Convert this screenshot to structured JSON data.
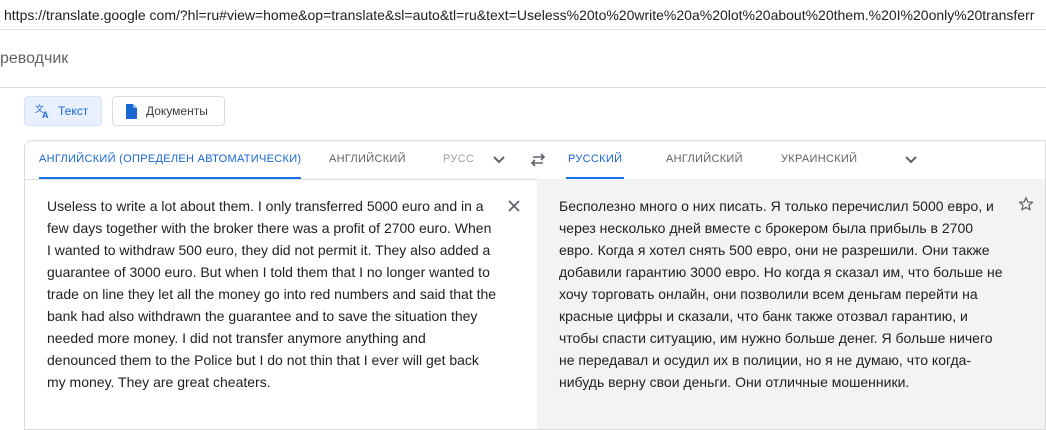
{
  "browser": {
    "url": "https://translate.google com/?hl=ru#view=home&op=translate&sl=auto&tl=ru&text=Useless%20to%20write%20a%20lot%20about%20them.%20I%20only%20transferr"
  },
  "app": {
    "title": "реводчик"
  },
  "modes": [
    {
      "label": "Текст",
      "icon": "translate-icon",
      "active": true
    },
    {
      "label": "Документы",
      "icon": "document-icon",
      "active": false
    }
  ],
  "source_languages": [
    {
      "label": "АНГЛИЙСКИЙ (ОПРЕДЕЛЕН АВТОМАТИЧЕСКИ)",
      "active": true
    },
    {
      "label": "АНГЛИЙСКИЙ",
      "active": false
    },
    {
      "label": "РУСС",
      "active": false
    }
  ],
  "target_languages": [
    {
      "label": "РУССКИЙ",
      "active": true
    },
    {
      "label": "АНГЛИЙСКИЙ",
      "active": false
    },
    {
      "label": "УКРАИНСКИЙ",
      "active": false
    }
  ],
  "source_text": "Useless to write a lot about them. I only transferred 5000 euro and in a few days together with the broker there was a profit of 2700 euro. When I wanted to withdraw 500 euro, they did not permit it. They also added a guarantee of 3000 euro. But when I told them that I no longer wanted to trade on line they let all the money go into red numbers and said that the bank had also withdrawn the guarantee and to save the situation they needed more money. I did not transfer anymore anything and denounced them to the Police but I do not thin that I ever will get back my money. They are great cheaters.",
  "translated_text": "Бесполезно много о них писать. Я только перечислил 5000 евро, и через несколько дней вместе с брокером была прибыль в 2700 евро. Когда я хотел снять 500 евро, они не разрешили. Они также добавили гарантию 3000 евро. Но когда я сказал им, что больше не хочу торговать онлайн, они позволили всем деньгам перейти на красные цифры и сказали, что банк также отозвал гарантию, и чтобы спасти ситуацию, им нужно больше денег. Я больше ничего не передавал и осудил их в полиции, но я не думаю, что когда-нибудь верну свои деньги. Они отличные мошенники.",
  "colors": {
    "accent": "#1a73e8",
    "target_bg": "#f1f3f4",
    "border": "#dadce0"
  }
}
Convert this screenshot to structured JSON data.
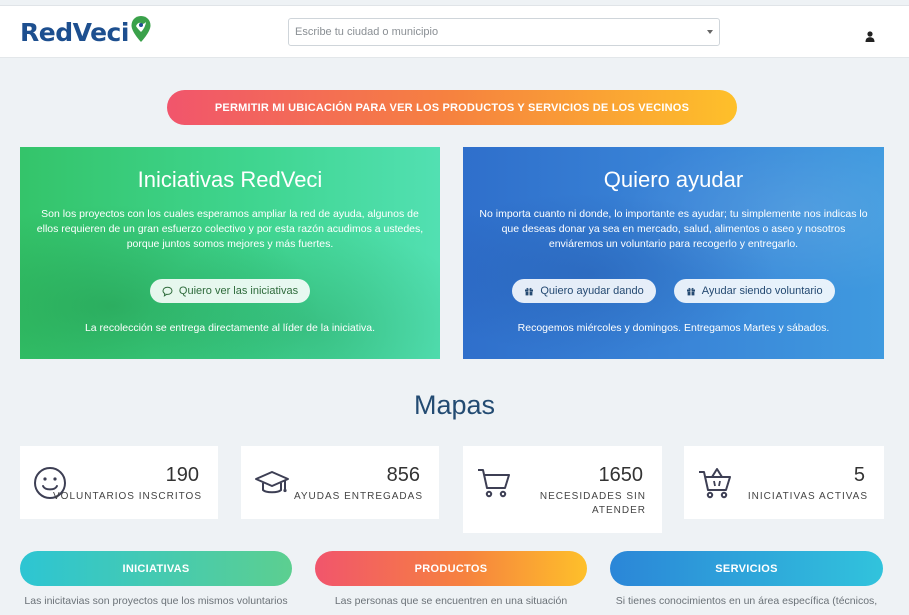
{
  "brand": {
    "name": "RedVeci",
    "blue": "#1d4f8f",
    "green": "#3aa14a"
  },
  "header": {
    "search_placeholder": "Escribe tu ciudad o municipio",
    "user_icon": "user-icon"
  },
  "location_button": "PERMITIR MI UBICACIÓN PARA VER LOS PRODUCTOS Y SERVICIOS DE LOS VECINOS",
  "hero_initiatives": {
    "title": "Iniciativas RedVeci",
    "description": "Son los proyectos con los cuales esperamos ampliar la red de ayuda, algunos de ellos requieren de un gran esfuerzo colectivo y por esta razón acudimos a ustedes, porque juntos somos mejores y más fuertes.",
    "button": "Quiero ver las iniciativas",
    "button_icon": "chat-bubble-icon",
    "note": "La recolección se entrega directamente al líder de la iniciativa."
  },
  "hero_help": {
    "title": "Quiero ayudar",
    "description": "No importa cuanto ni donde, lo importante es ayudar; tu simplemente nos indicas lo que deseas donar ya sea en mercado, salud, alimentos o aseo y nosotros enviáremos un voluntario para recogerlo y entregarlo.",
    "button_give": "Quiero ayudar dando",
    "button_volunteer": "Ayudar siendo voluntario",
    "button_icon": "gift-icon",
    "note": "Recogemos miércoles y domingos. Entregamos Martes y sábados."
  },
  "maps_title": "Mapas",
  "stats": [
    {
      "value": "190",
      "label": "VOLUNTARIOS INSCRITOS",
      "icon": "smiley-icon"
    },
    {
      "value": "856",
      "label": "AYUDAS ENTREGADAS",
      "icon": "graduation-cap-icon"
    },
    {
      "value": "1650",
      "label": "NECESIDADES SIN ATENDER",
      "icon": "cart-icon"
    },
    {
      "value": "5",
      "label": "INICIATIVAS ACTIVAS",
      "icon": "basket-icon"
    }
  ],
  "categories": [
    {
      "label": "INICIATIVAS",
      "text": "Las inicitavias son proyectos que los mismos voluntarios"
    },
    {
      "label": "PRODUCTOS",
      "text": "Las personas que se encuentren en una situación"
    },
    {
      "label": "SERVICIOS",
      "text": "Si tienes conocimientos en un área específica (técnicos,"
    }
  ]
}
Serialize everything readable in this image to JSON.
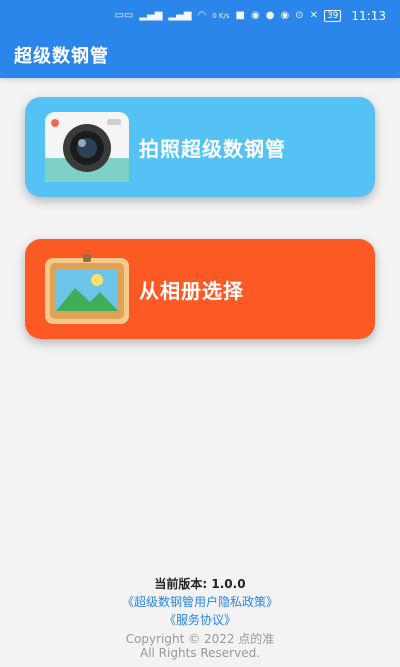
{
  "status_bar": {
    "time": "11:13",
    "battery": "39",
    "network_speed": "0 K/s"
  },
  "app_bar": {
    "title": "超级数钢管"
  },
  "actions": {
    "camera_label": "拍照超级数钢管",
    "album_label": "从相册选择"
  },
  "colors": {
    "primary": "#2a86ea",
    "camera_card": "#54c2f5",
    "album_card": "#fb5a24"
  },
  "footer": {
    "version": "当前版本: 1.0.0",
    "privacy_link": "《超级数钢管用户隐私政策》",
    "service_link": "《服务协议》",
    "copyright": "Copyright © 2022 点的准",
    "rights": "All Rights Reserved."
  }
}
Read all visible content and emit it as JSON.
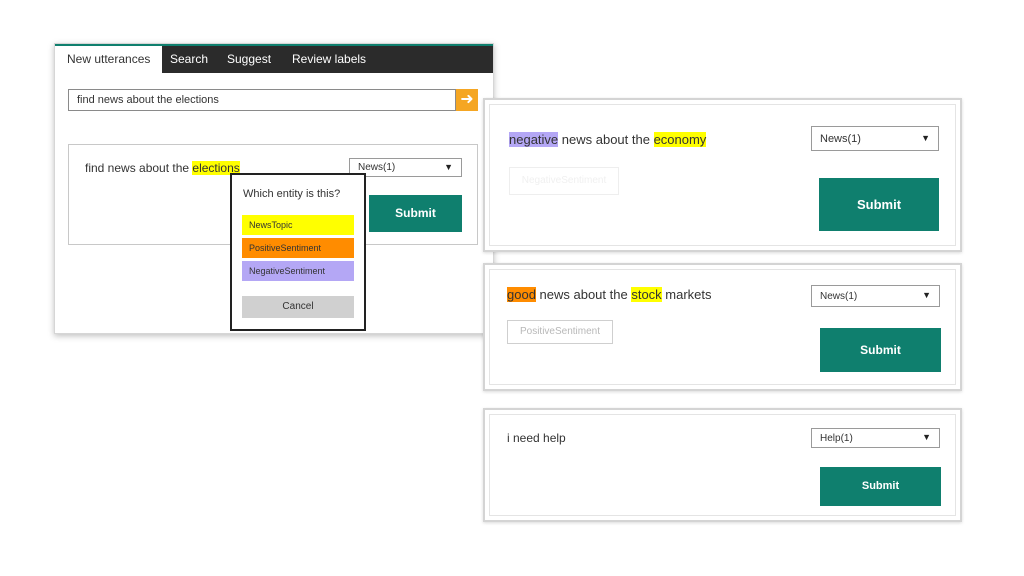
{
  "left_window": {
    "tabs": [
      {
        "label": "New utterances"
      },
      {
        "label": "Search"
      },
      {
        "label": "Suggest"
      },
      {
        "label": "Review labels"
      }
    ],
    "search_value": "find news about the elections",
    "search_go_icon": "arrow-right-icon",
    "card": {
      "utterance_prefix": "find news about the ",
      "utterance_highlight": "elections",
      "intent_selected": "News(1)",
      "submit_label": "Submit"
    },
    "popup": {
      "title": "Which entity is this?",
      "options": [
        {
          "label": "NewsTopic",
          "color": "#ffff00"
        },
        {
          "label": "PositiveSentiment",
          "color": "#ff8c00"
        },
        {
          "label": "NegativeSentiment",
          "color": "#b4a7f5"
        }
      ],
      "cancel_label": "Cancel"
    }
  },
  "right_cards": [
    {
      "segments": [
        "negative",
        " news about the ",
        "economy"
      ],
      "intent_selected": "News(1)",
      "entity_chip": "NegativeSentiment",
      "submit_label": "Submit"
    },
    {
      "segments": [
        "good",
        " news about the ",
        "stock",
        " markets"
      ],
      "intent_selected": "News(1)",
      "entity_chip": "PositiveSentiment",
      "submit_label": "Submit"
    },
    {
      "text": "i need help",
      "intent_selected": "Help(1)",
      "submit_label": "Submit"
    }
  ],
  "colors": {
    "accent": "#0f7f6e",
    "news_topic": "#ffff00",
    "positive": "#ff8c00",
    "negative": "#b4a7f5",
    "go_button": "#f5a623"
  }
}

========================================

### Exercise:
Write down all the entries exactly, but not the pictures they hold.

### Exercise result:
Convert this screenshot to structured JSON data.
{
  "browser": {
    "url": "https://translate.google com/?hl=ru#view=home&op=translate&sl=auto&tl=ru&text=Useless%20to%20write%20a%20lot%20about%20them.%20I%20only%20transferr"
  },
  "app": {
    "title": "реводчик"
  },
  "modes": [
    {
      "label": "Текст",
      "icon": "translate-icon",
      "active": true
    },
    {
      "label": "Документы",
      "icon": "document-icon",
      "active": false
    }
  ],
  "source_languages": [
    {
      "label": "АНГЛИЙСКИЙ (ОПРЕДЕЛЕН АВТОМАТИЧЕСКИ)",
      "active": true
    },
    {
      "label": "АНГЛИЙСКИЙ",
      "active": false
    },
    {
      "label": "РУСС",
      "active": false
    }
  ],
  "target_languages": [
    {
      "label": "РУССКИЙ",
      "active": true
    },
    {
      "label": "АНГЛИЙСКИЙ",
      "active": false
    },
    {
      "label": "УКРАИНСКИЙ",
      "active": false
    }
  ],
  "source_text": "Useless to write a lot about them. I only transferred 5000 euro and in a few days together with the broker there was a profit of 2700 euro. When I wanted to withdraw 500 euro, they did not permit it. They also added a guarantee of 3000 euro. But when I told them that I no longer wanted to trade on line they let all the money go into red numbers and said that the bank had also withdrawn the guarantee and to save the situation they needed more money. I did not transfer anymore anything and denounced them to the Police but I do not thin that I ever will get back my money. They are great cheaters.",
  "translated_text": "Бесполезно много о них писать. Я только перечислил 5000 евро, и через несколько дней вместе с брокером была прибыль в 2700 евро. Когда я хотел снять 500 евро, они не разрешили. Они также добавили гарантию 3000 евро. Но когда я сказал им, что больше не хочу торговать онлайн, они позволили всем деньгам перейти на красные цифры и сказали, что банк также отозвал гарантию, и чтобы спасти ситуацию, им нужно больше денег. Я больше ничего не передавал и осудил их в полиции, но я не думаю, что когда-нибудь верну свои деньги. Они отличные мошенники.",
  "colors": {
    "accent": "#1a73e8",
    "target_bg": "#f1f3f4",
    "border": "#dadce0"
  }
}
Convert this screenshot to structured JSON data.
{
  "brand": {
    "name": "RedVeci",
    "blue": "#1d4f8f",
    "green": "#3aa14a"
  },
  "header": {
    "search_placeholder": "Escribe tu ciudad o municipio",
    "user_icon": "user-icon"
  },
  "location_button": "PERMITIR MI UBICACIÓN PARA VER LOS PRODUCTOS Y SERVICIOS DE LOS VECINOS",
  "hero_initiatives": {
    "title": "Iniciativas RedVeci",
    "description": "Son los proyectos con los cuales esperamos ampliar la red de ayuda, algunos de ellos requieren de un gran esfuerzo colectivo y por esta razón acudimos a ustedes, porque juntos somos mejores y más fuertes.",
    "button": "Quiero ver las iniciativas",
    "button_icon": "chat-bubble-icon",
    "note": "La recolección se entrega directamente al líder de la iniciativa."
  },
  "hero_help": {
    "title": "Quiero ayudar",
    "description": "No importa cuanto ni donde, lo importante es ayudar; tu simplemente nos indicas lo que deseas donar ya sea en mercado, salud, alimentos o aseo y nosotros enviáremos un voluntario para recogerlo y entregarlo.",
    "button_give": "Quiero ayudar dando",
    "button_volunteer": "Ayudar siendo voluntario",
    "button_icon": "gift-icon",
    "note": "Recogemos miércoles y domingos. Entregamos Martes y sábados."
  },
  "maps_title": "Mapas",
  "stats": [
    {
      "value": "190",
      "label": "VOLUNTARIOS INSCRITOS",
      "icon": "smiley-icon"
    },
    {
      "value": "856",
      "label": "AYUDAS ENTREGADAS",
      "icon": "graduation-cap-icon"
    },
    {
      "value": "1650",
      "label": "NECESIDADES SIN ATENDER",
      "icon": "cart-icon"
    },
    {
      "value": "5",
      "label": "INICIATIVAS ACTIVAS",
      "icon": "basket-icon"
    }
  ],
  "categories": [
    {
      "label": "INICIATIVAS",
      "text": "Las inicitavias son proyectos que los mismos voluntarios"
    },
    {
      "label": "PRODUCTOS",
      "text": "Las personas que se encuentren en una situación"
    },
    {
      "label": "SERVICIOS",
      "text": "Si tienes conocimientos en un área específica (técnicos,"
    }
  ]
}
Serialize everything readable in this image to JSON.
{
  "status_bar": {
    "time": "11:13",
    "battery": "39",
    "network_speed": "0 K/s"
  },
  "app_bar": {
    "title": "超级数钢管"
  },
  "actions": {
    "camera_label": "拍照超级数钢管",
    "album_label": "从相册选择"
  },
  "colors": {
    "primary": "#2a86ea",
    "camera_card": "#54c2f5",
    "album_card": "#fb5a24"
  },
  "footer": {
    "version": "当前版本: 1.0.0",
    "privacy_link": "《超级数钢管用户隐私政策》",
    "service_link": "《服务协议》",
    "copyright": "Copyright © 2022 点的准",
    "rights": "All Rights Reserved."
  }
}
Read all visible content and emit it as JSON.
{
  "left_window": {
    "tabs": [
      {
        "label": "New utterances"
      },
      {
        "label": "Search"
      },
      {
        "label": "Suggest"
      },
      {
        "label": "Review labels"
      }
    ],
    "search_value": "find news about the elections",
    "search_go_icon": "arrow-right-icon",
    "card": {
      "utterance_prefix": "find news about the ",
      "utterance_highlight": "elections",
      "intent_selected": "News(1)",
      "submit_label": "Submit"
    },
    "popup": {
      "title": "Which entity is this?",
      "options": [
        {
          "label": "NewsTopic",
          "color": "#ffff00"
        },
        {
          "label": "PositiveSentiment",
          "color": "#ff8c00"
        },
        {
          "label": "NegativeSentiment",
          "color": "#b4a7f5"
        }
      ],
      "cancel_label": "Cancel"
    }
  },
  "right_cards": [
    {
      "segments": [
        "negative",
        " news about the ",
        "economy"
      ],
      "intent_selected": "News(1)",
      "entity_chip": "NegativeSentiment",
      "submit_label": "Submit"
    },
    {
      "segments": [
        "good",
        " news about the ",
        "stock",
        " markets"
      ],
      "intent_selected": "News(1)",
      "entity_chip": "PositiveSentiment",
      "submit_label": "Submit"
    },
    {
      "text": "i need help",
      "intent_selected": "Help(1)",
      "submit_label": "Submit"
    }
  ],
  "colors": {
    "accent": "#0f7f6e",
    "news_topic": "#ffff00",
    "positive": "#ff8c00",
    "negative": "#b4a7f5",
    "go_button": "#f5a623"
  }
}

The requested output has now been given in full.